EXERCISE DETAILS
Print every line of the material below exactly as it stands, but omit the pictures.

SUPPLIED INFORMATION
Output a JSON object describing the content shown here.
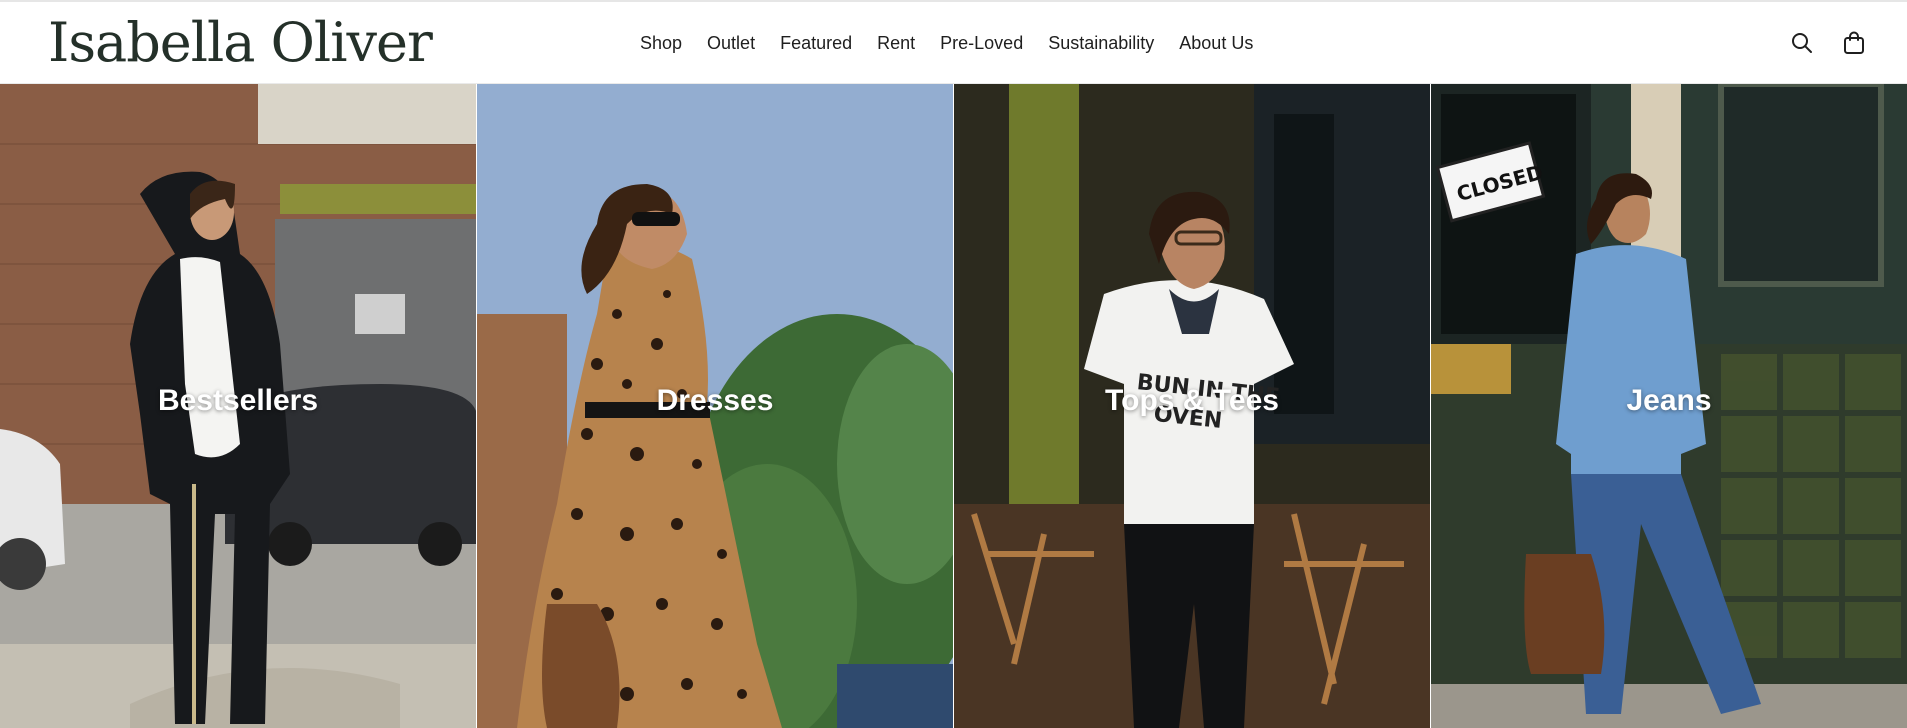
{
  "brand": {
    "logo_text": "Isabella Oliver"
  },
  "nav": {
    "items": [
      {
        "label": "Shop"
      },
      {
        "label": "Outlet"
      },
      {
        "label": "Featured"
      },
      {
        "label": "Rent"
      },
      {
        "label": "Pre-Loved"
      },
      {
        "label": "Sustainability"
      },
      {
        "label": "About Us"
      }
    ]
  },
  "icons": {
    "search": "search-icon",
    "bag": "shopping-bag-icon"
  },
  "tiles": [
    {
      "label": "Bestsellers"
    },
    {
      "label": "Dresses"
    },
    {
      "label": "Tops & Tees"
    },
    {
      "label": "Jeans"
    }
  ],
  "colors": {
    "logo": "#243029",
    "nav_text": "#1f1f1f",
    "tile_label": "#ffffff"
  }
}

EXPECTED OUTPUT
Output a JSON object describing the content shown here.
{
  "brand": {
    "logo_text": "Isabella Oliver"
  },
  "nav": {
    "items": [
      {
        "label": "Shop"
      },
      {
        "label": "Outlet"
      },
      {
        "label": "Featured"
      },
      {
        "label": "Rent"
      },
      {
        "label": "Pre-Loved"
      },
      {
        "label": "Sustainability"
      },
      {
        "label": "About Us"
      }
    ]
  },
  "icons": {
    "search": "search-icon",
    "bag": "shopping-bag-icon"
  },
  "tiles": [
    {
      "label": "Bestsellers"
    },
    {
      "label": "Dresses"
    },
    {
      "label": "Tops & Tees"
    },
    {
      "label": "Jeans"
    }
  ],
  "colors": {
    "logo": "#243029",
    "nav_text": "#1f1f1f",
    "tile_label": "#ffffff"
  }
}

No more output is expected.